Scoring my COVID Predictions Part 2 – Remote Medicine
“Doctors are great–as long as you don’t need them.” Edward E. Rosenbaum
“Don’t misinform your doctor nor your lawyer.” Unknown
As I reviewed this prediction, I realized this was one of my best researched posts. There were multiple examples of how technology was positively impacting healthcare delivery, and all of the data led to the logical conclusion that both experience and technology were driving us to more efficient and cost-effective delivery of healthcare services. My hypothesis was that as both patients and doctors became more familiar with the technology, we would leverage that to decrease physical visits to the doctor's office. Furthermore, we would use this technology to gain access to the best doctors, not just the closest doctor. Here is that article:
Was I right?
There has been some movement in that direction. I can now interact with my primary care physician online and am able to get basic questions answered. My test results are posted to a secure website where I can log in and track changes over time. The other day I was able to get a routine medicine refill done remotely. That's about it. So far, the medical community (at least that subset I interact with!) haven't embraced remote technology tools to increase efficiency.

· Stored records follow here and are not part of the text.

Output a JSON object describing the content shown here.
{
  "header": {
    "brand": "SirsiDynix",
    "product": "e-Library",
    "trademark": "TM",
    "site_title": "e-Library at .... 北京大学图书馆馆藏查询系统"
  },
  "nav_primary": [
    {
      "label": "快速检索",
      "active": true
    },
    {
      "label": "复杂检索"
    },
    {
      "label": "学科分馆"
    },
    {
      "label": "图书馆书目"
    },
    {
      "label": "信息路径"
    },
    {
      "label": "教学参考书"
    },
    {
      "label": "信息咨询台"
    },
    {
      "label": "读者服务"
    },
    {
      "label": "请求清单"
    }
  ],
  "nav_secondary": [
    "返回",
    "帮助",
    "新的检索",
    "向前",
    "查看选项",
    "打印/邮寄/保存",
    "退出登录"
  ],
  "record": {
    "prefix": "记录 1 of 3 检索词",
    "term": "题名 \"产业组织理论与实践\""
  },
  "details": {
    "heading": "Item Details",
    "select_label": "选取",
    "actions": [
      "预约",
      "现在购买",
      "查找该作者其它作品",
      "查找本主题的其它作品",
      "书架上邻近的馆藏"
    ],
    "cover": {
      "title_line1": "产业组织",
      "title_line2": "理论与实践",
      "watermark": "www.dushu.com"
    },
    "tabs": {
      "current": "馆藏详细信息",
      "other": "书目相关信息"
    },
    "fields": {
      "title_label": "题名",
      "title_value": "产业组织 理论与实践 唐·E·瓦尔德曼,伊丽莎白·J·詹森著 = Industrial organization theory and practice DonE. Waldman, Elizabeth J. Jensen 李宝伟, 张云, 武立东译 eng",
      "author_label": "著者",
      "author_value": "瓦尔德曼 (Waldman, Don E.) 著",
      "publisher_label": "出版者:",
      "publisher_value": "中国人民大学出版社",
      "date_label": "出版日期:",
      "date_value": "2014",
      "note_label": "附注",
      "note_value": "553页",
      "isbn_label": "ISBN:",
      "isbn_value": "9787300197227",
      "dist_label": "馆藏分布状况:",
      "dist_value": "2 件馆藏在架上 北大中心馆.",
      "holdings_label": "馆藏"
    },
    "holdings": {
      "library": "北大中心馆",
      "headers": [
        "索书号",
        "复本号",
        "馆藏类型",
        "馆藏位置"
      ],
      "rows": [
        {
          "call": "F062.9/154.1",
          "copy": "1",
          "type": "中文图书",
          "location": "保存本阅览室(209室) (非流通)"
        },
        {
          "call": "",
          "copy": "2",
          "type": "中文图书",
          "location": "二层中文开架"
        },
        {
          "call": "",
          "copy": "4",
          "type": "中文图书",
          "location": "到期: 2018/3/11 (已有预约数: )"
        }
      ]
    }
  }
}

Just like many large companies, physicians’ offices want to get “back to normal” where they can see patients in the traditional way. It is the model they know and understand, and change is difficult. Here is an example. I suffer from a skin condition and over the counter treatments can’t resolve the issue. I have a standing prescription at the pharmacy, and every three months I get it refilled. At the last refill, the pharmacy notified me that the physician denied the refill because they needed to see me first.
Why? I understand that they might want to touch base to discuss my overall health, but we could do that over the phone. If they want to see me, we can certainly accomplish that on a video conference. None of those options are available to me, so I have to take time off work and drive to their office so they can see me. Literally all of that could have been done remotely!

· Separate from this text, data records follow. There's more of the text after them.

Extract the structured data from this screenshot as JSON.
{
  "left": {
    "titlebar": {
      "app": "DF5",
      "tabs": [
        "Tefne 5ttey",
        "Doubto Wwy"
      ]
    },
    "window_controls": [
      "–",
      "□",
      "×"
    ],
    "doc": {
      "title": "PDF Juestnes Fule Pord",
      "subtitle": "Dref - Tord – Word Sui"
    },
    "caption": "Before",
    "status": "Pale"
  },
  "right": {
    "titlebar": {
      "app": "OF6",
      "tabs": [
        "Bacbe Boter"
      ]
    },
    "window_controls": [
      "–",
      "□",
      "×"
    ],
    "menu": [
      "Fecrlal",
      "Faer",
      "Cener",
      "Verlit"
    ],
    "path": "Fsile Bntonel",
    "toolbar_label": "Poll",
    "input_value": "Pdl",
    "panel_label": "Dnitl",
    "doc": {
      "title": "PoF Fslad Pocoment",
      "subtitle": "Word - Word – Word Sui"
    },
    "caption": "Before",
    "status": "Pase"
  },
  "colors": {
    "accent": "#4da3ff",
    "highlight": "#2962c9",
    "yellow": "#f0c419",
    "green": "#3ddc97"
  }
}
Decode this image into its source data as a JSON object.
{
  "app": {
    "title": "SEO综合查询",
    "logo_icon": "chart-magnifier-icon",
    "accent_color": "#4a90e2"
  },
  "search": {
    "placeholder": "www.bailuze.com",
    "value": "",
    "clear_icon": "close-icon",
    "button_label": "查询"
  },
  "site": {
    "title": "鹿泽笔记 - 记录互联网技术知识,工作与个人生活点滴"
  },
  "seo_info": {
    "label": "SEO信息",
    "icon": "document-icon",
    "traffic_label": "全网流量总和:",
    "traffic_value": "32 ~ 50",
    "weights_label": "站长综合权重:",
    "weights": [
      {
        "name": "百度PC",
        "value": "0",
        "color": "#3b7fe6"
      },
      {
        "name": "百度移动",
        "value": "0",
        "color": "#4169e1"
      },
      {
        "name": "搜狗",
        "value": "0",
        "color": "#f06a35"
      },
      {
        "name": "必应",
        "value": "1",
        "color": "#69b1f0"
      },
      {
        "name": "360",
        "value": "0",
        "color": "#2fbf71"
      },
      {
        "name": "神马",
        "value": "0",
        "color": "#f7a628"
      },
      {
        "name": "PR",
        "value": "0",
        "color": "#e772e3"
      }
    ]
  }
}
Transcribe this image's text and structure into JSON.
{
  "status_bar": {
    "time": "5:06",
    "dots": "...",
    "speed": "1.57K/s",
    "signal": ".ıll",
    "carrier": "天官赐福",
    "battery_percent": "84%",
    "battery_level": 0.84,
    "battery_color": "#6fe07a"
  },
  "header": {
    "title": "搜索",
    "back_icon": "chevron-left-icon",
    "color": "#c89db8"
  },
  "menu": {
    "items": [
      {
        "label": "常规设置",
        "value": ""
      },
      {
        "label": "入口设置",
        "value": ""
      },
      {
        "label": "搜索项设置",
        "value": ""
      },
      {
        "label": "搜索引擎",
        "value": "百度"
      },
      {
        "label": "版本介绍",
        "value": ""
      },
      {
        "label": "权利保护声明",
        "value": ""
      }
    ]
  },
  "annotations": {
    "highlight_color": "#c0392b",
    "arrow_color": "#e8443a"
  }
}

Upon reflection, I realize that I made the same mistake I made with my first prediction. I assumed that reasonable people would look at the facts and make a rational decision. That is often a mistake! I also failed to consider that there is an entire ecosystem that supports the current “go to the office” model, and any changes to that would be incredibly disruptive. Think of how many office jobs are supported by the current model. Furthermore, while medicine is incredibly innovative at the cutting edge, the day to day operations are the responsibility of middle managers who likely have no desire to innovate.

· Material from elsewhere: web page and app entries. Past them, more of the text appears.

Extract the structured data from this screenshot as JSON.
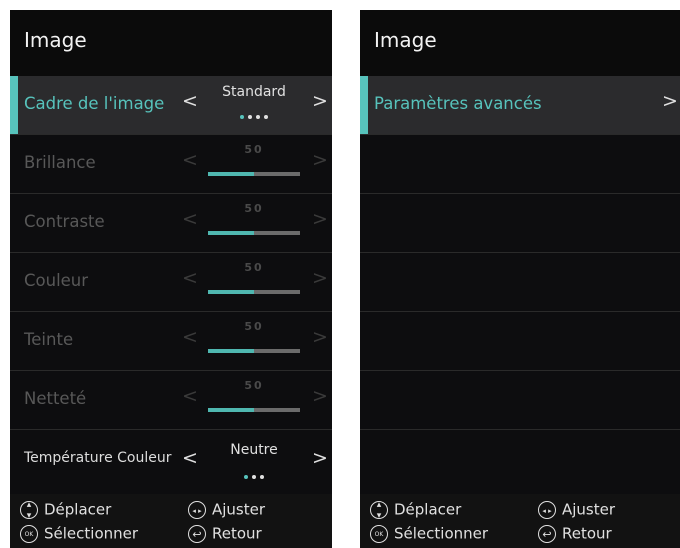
{
  "left_panel": {
    "title": "Image",
    "rows": [
      {
        "label": "Cadre de l'image",
        "value": "Standard",
        "dots": 4,
        "active_dot": 0
      },
      {
        "label": "Brillance",
        "value": "50",
        "level": 0.5
      },
      {
        "label": "Contraste",
        "value": "50",
        "level": 0.5
      },
      {
        "label": "Couleur",
        "value": "50",
        "level": 0.5
      },
      {
        "label": "Teinte",
        "value": "50",
        "level": 0.5
      },
      {
        "label": "Netteté",
        "value": "50",
        "level": 0.5
      },
      {
        "label": "Température Couleur",
        "value": "Neutre",
        "dots": 3,
        "active_dot": 0
      }
    ],
    "footer": {
      "move": "Déplacer",
      "adjust": "Ajuster",
      "select": "Sélectionner",
      "back": "Retour"
    }
  },
  "right_panel": {
    "title": "Image",
    "rows": [
      {
        "label": "Paramètres avancés"
      }
    ],
    "footer": {
      "move": "Déplacer",
      "adjust": "Ajuster",
      "select": "Sélectionner",
      "back": "Retour"
    }
  },
  "colors": {
    "accent": "#57c3bc",
    "background": "#0d0d0f",
    "selected_row": "#2b2b2d"
  },
  "icons": {
    "left_chevron": "‹",
    "right_chevron": "›"
  }
}
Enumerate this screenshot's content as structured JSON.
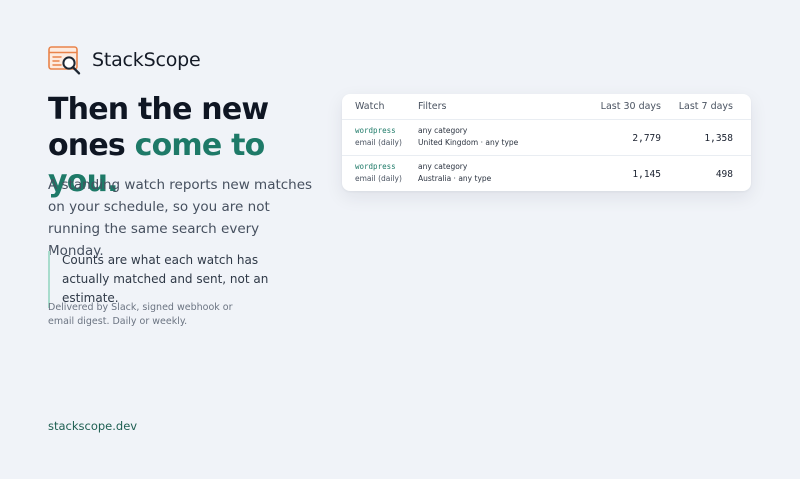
{
  "brand": {
    "name": "StackScope",
    "logo_icon": "code-window-magnifier-icon",
    "logo_colors": {
      "frame": "#e9834a",
      "lens": "#1d2733"
    }
  },
  "hero": {
    "headline_part1": "Then the new ones ",
    "headline_accent": "come to you.",
    "accent_color": "#1e7a68",
    "lede": "A standing watch reports new matches on your schedule, so you are not running the same search every Monday.",
    "callout": "Counts are what each watch has actually matched and sent, not an estimate.",
    "fineprint": "Delivered by Slack, signed webhook or email digest. Daily or weekly."
  },
  "table": {
    "headers": {
      "watch": "Watch",
      "filters": "Filters",
      "last30": "Last 30 days",
      "last7": "Last 7 days"
    },
    "rows": [
      {
        "term": "wordpress",
        "channel": "email (daily)",
        "filter_category": "any category",
        "filter_scope": "United Kingdom · any type",
        "last30": "2,779",
        "last7": "1,358"
      },
      {
        "term": "wordpress",
        "channel": "email (daily)",
        "filter_category": "any category",
        "filter_scope": "Australia · any type",
        "last30": "1,145",
        "last7": "498"
      }
    ]
  },
  "footer": {
    "link": "stackscope.dev"
  }
}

I am certain that eventually we will adopt the lessons learned about remote options for healthcare, but not today.
Are we witnessing the death of self-awareness on a massive scale? I am shocked at how many pundits and commentators are wrong about issue after issue, yet there is never retrospection or apologies for reporting false facts. Business leaders make mistakes that cost shareholders billions of dollars, yet they never even acknowledge it. Government officials support policies that are inconsistent and contradictory to other policies they support, yet the gladly step in front of the camera and share their opinion on yet another issue they will probably be wrong about. How do they do that? Normal people feel bad when they make a mistake or lie, but these public figures seem fine with it. As the leading thinkers of the Renaissance stated, no system can survive if the leaders lack virtue. Lack of self awareness is a symptom of that.